Something to Count On: The Importance of Jersey Numbers in Sports

The NFL approved a proposal this past Wednesday to loosen the restrictions on players’ jersey numbers. The approval will give all players the opportunity to wear single-digit numbers, which had previously only been available to quarterbacks, kickers, and punters at the professional level. The change was met with overwhelming support from fans and players alike. While some may see this as a trivial change, the loosening of restrictions gives players the opportunity to express themselves in a unique way.

Numbers often become synonymous with a player’s identity and as a result, many choose to attribute meanings to their numbers. For athletes at all levels, the number you wear is a source of pride and a form of deeper self-expression. 

College third-year and women’s lacrosse player Bette Imhoff wears number 13 to represent her family’s dedication to her throughout her athletic career. 

“Throughout my childhood my dad always wanted me to play lacrosse because he played in college and coached my brother when he was growing up,” Imhoff wrote in an email to the Review. “In lacrosse I wanted to choose number 13 because my dad and brother wore that number when they played lacrosse. I’m really thankful for my dad and all of the time he has dedicated into making me the best player and teammate I can be. Every time I put on my jersey, I want to make my dad proud.”

For many players, numbers can also be a way to pay homage to role models. In addition to lacrosse, Imhoff also played soccer and basketball in high school and wore number 24 in honor of Kobe Bryant.

“When I got to high school I had to play a sport each season, so I chose lacrosse as my spring sport, but in soccer and basketball I always chose number 24 because I admired Kobe and his passion for the game,” Imhoff wrote.

Paying tribute to role models creates a sense of connection to them, not just to how they played on the field or on the court, but to who they are as people. College second-year and baseball player Jackson Schaum had to change his number at Oberlin, but he previously wore number 21 as a tribute to baseball legend Roberto Clemente’s altruistic nature. 

“In high school and summer ball, I always chose number 21 because when I was in fourth grade I did a project on Roberto Clemente being one of the most charitable professional athletes ever,” Schaum said. “Ultimately he [died] in a plane accident trying to deliver goods to an earthquake recovery site. He became my favorite player from then on.”

For many, numbers are rooted in religious meaning as well. Former NBA superstar Dwayne Wade wore number 3 to represent the Holy Trinity, for example. College second-year and baseball player Ben Borzekowski didn’t get to choose his number, but finds comfort in the fact that his number connects to his Jewish heritage. 

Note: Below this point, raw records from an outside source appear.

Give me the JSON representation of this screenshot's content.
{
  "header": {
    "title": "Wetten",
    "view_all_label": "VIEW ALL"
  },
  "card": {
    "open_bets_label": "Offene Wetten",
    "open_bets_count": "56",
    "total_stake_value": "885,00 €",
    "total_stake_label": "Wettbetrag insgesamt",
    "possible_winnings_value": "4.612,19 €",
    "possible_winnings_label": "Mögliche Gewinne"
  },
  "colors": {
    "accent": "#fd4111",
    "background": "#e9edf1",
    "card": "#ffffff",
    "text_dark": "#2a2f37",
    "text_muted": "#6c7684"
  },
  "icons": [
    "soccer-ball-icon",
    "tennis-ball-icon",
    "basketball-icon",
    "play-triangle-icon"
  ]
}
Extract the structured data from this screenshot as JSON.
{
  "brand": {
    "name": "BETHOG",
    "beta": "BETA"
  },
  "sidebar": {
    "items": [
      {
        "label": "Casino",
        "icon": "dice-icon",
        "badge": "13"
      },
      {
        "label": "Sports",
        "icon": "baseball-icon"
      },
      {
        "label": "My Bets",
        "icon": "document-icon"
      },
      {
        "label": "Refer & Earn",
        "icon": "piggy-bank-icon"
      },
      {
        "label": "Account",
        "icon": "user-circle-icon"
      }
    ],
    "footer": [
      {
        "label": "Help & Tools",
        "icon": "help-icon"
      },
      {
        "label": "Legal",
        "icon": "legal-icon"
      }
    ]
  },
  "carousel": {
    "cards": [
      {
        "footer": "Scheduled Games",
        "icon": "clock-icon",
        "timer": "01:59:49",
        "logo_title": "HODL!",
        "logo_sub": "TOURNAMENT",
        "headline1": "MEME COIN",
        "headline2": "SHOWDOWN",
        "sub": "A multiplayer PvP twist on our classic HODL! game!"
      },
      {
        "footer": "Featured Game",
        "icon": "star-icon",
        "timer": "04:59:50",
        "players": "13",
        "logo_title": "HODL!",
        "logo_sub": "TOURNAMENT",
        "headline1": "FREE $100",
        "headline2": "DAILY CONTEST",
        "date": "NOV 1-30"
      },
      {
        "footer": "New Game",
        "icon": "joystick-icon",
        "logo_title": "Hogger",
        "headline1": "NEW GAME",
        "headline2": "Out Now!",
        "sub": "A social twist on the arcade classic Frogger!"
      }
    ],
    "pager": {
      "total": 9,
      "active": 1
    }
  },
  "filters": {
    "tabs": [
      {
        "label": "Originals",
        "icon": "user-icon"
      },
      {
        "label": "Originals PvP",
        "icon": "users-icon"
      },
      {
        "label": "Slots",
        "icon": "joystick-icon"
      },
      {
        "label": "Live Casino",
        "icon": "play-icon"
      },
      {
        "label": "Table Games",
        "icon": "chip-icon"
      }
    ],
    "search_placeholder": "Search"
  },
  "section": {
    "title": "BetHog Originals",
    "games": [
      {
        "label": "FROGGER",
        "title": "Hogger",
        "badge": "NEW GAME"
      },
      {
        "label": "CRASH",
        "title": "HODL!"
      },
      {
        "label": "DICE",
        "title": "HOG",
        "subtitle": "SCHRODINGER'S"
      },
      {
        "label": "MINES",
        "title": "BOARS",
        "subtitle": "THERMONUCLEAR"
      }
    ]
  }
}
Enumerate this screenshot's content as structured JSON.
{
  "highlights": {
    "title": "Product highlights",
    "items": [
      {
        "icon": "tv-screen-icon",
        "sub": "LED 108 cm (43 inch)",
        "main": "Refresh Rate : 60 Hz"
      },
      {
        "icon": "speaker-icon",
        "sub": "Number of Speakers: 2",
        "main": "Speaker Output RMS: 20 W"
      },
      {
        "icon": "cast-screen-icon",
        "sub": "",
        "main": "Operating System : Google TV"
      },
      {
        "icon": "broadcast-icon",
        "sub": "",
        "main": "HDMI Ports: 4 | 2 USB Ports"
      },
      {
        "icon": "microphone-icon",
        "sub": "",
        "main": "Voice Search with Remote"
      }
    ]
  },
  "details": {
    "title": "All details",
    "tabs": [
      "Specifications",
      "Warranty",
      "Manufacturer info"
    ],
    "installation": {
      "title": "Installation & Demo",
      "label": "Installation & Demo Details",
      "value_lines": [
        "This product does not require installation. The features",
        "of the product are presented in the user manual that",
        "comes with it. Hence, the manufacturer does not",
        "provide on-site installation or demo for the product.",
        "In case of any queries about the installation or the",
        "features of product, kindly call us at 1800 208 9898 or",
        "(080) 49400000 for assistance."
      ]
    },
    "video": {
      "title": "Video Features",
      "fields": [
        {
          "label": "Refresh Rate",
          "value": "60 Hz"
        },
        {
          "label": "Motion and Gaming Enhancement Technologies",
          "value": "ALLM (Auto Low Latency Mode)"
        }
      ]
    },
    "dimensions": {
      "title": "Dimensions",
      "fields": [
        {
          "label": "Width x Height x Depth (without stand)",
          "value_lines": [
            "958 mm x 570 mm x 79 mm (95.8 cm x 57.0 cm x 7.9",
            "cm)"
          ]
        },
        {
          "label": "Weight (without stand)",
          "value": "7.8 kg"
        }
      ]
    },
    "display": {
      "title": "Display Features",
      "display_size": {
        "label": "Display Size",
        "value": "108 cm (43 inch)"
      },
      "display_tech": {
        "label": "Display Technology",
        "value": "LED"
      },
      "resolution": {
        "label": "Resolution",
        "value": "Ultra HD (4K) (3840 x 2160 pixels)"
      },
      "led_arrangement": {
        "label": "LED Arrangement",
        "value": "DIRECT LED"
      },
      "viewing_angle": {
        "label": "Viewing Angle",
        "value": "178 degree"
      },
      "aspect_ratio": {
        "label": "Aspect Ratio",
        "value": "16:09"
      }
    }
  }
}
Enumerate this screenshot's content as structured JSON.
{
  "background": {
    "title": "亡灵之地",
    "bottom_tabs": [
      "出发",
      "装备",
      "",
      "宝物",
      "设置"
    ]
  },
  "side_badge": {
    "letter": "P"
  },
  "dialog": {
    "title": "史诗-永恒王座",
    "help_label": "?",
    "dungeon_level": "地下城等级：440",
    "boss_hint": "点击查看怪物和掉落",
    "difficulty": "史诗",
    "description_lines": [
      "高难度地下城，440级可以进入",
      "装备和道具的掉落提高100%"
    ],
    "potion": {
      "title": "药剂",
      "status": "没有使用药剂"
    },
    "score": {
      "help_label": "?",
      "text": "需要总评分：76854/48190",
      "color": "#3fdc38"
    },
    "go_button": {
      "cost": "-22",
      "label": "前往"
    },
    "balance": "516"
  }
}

“I wear number 40 because it represents the 40 years the Jewish people had to endure in the desert,” Borzekowski said. “Those 40 years were a harsh learning experience for my people, but the lessons learned during that time are eternally valuable. I think that struggle and learning from suffering to create success is an important life lesson I bring with me every time I take the field.”

The religious meaning of numbers is an inspiration for many people’s athletic journeys. However, numbers can make an impact in other aspects as well. They have the power to not just inspire individuals, but to inspire all of us to incite positive change in our society. For example, every year the MLB hosts Jackie Robinson Day, where all players wear number 42 as a gesture of solidarity for the struggles he went through as the first African American to play in the major leagues. On that day, the numbers remind us that the battle against racism is far from over and that we must continue to strive for equality at all levels. 

Whether it’s for family, for role models, for our faith, or the people around us, jersey numbers create a sense of connection. They bring us together in unexpected ways and can be positive platforms for change. So, next time you see a player take the field, think about what their number might mean to them and what it means to you. You may be surprised by what you discover.